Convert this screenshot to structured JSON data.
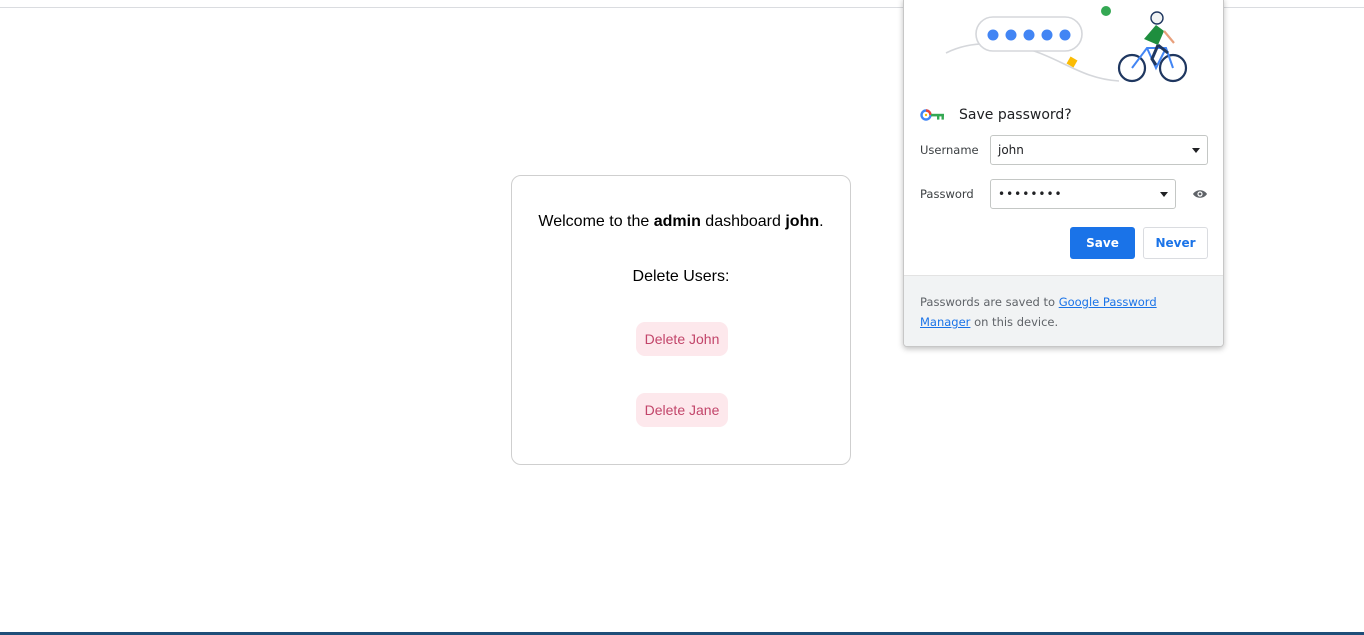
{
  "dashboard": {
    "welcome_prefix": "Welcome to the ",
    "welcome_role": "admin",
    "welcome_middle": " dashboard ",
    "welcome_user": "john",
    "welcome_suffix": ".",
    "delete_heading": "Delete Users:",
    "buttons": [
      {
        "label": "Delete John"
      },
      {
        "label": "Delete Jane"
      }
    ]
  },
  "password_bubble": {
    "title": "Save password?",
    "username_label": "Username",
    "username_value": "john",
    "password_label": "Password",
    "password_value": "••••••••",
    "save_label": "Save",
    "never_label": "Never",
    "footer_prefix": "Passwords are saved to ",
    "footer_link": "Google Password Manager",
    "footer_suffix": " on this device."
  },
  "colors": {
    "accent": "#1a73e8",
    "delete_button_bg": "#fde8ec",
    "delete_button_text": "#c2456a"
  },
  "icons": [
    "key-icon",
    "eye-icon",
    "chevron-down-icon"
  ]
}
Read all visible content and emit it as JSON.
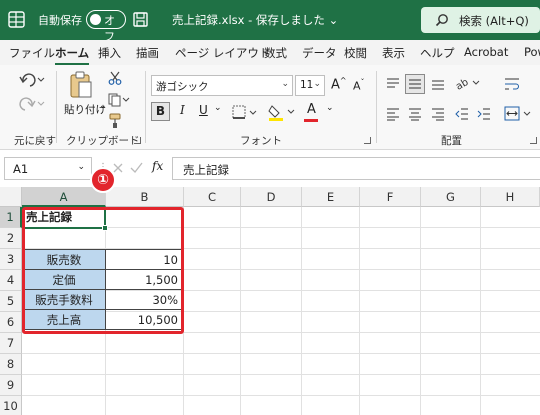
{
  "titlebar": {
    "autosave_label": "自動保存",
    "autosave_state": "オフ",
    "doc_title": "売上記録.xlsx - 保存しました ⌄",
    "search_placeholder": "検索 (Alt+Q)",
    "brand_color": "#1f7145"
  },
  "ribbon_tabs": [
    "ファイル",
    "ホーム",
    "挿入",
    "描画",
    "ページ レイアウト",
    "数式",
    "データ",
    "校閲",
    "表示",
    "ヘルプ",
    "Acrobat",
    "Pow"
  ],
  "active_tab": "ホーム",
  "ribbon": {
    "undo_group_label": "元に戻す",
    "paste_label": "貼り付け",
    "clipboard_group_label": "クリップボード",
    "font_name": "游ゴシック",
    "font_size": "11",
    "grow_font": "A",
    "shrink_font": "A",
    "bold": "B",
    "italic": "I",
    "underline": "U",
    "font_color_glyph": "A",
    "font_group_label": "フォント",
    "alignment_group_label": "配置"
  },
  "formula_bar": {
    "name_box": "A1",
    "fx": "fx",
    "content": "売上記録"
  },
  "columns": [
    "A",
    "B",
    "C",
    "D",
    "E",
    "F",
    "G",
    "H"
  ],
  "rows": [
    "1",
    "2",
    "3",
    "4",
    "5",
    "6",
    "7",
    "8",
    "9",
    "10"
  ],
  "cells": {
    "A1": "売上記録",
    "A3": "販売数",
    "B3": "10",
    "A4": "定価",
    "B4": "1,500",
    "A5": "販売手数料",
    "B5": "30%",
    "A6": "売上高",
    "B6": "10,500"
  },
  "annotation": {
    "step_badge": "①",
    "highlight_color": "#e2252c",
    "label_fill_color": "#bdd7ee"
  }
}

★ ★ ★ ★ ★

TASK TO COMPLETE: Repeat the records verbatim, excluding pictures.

OUTPUT BELOW:
Convert this screenshot to structured JSON data.
{
  "dashboard": {
    "welcome_prefix": "Welcome to the ",
    "welcome_role": "admin",
    "welcome_middle": " dashboard ",
    "welcome_user": "john",
    "welcome_suffix": ".",
    "delete_heading": "Delete Users:",
    "buttons": [
      {
        "label": "Delete John"
      },
      {
        "label": "Delete Jane"
      }
    ]
  },
  "password_bubble": {
    "title": "Save password?",
    "username_label": "Username",
    "username_value": "john",
    "password_label": "Password",
    "password_value": "••••••••",
    "save_label": "Save",
    "never_label": "Never",
    "footer_prefix": "Passwords are saved to ",
    "footer_link": "Google Password Manager",
    "footer_suffix": " on this device."
  },
  "colors": {
    "accent": "#1a73e8",
    "delete_button_bg": "#fde8ec",
    "delete_button_text": "#c2456a"
  },
  "icons": [
    "key-icon",
    "eye-icon",
    "chevron-down-icon"
  ]
}
Read all visible content and emit it as JSON.
{
  "titlebar": {
    "autosave_label": "自動保存",
    "autosave_state": "オフ",
    "doc_title": "売上記録.xlsx - 保存しました ⌄",
    "search_placeholder": "検索 (Alt+Q)",
    "brand_color": "#1f7145"
  },
  "ribbon_tabs": [
    "ファイル",
    "ホーム",
    "挿入",
    "描画",
    "ページ レイアウト",
    "数式",
    "データ",
    "校閲",
    "表示",
    "ヘルプ",
    "Acrobat",
    "Pow"
  ],
  "active_tab": "ホーム",
  "ribbon": {
    "undo_group_label": "元に戻す",
    "paste_label": "貼り付け",
    "clipboard_group_label": "クリップボード",
    "font_name": "游ゴシック",
    "font_size": "11",
    "grow_font": "A",
    "shrink_font": "A",
    "bold": "B",
    "italic": "I",
    "underline": "U",
    "font_color_glyph": "A",
    "font_group_label": "フォント",
    "alignment_group_label": "配置"
  },
  "formula_bar": {
    "name_box": "A1",
    "fx": "fx",
    "content": "売上記録"
  },
  "columns": [
    "A",
    "B",
    "C",
    "D",
    "E",
    "F",
    "G",
    "H"
  ],
  "rows": [
    "1",
    "2",
    "3",
    "4",
    "5",
    "6",
    "7",
    "8",
    "9",
    "10"
  ],
  "cells": {
    "A1": "売上記録",
    "A3": "販売数",
    "B3": "10",
    "A4": "定価",
    "B4": "1,500",
    "A5": "販売手数料",
    "B5": "30%",
    "A6": "売上高",
    "B6": "10,500"
  },
  "annotation": {
    "step_badge": "①",
    "highlight_color": "#e2252c",
    "label_fill_color": "#bdd7ee"
  }
}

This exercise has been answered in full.